EXERCISE OBJECTIVE.
Give every line of the data again, exactly.

EXCERPTED RECORDS.
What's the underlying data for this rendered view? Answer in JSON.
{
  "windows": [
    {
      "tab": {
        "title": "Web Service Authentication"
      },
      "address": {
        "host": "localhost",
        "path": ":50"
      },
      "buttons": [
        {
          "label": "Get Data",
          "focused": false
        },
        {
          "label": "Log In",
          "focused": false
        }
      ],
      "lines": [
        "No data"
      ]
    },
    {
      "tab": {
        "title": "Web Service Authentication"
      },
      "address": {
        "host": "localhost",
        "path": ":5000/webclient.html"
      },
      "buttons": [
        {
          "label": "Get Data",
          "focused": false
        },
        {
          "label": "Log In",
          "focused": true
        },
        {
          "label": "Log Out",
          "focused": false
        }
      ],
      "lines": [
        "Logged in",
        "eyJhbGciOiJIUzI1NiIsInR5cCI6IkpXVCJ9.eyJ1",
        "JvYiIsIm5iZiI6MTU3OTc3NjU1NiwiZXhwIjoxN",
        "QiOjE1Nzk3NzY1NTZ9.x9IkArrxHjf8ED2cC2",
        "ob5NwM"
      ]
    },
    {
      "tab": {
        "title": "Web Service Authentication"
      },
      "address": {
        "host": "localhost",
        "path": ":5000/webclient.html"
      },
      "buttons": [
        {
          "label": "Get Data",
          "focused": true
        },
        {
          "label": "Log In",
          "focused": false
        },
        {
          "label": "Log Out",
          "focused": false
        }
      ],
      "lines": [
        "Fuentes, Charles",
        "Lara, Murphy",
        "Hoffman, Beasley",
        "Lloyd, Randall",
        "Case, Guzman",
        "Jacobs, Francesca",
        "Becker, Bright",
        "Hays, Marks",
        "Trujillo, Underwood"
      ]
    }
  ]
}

THE COMPLETED TASK.
What's the underlying data for this rendered view? Answer in JSON.
{
  "windows": [
    {
      "tab": {
        "title": "Web Service Authentication"
      },
      "address": {
        "host": "localhost",
        "path": ":50"
      },
      "buttons": [
        {
          "label": "Get Data",
          "focused": false
        },
        {
          "label": "Log In",
          "focused": false
        }
      ],
      "lines": [
        "No data"
      ]
    },
    {
      "tab": {
        "title": "Web Service Authentication"
      },
      "address": {
        "host": "localhost",
        "path": ":5000/webclient.html"
      },
      "buttons": [
        {
          "label": "Get Data",
          "focused": false
        },
        {
          "label": "Log In",
          "focused": true
        },
        {
          "label": "Log Out",
          "focused": false
        }
      ],
      "lines": [
        "Logged in",
        "eyJhbGciOiJIUzI1NiIsInR5cCI6IkpXVCJ9.eyJ1",
        "JvYiIsIm5iZiI6MTU3OTc3NjU1NiwiZXhwIjoxN",
        "QiOjE1Nzk3NzY1NTZ9.x9IkArrxHjf8ED2cC2",
        "ob5NwM"
      ]
    },
    {
      "tab": {
        "title": "Web Service Authentication"
      },
      "address": {
        "host": "localhost",
        "path": ":5000/webclient.html"
      },
      "buttons": [
        {
          "label": "Get Data",
          "focused": true
        },
        {
          "label": "Log In",
          "focused": false
        },
        {
          "label": "Log Out",
          "focused": false
        }
      ],
      "lines": [
        "Fuentes, Charles",
        "Lara, Murphy",
        "Hoffman, Beasley",
        "Lloyd, Randall",
        "Case, Guzman",
        "Jacobs, Francesca",
        "Becker, Bright",
        "Hays, Marks",
        "Trujillo, Underwood"
      ]
    }
  ]
}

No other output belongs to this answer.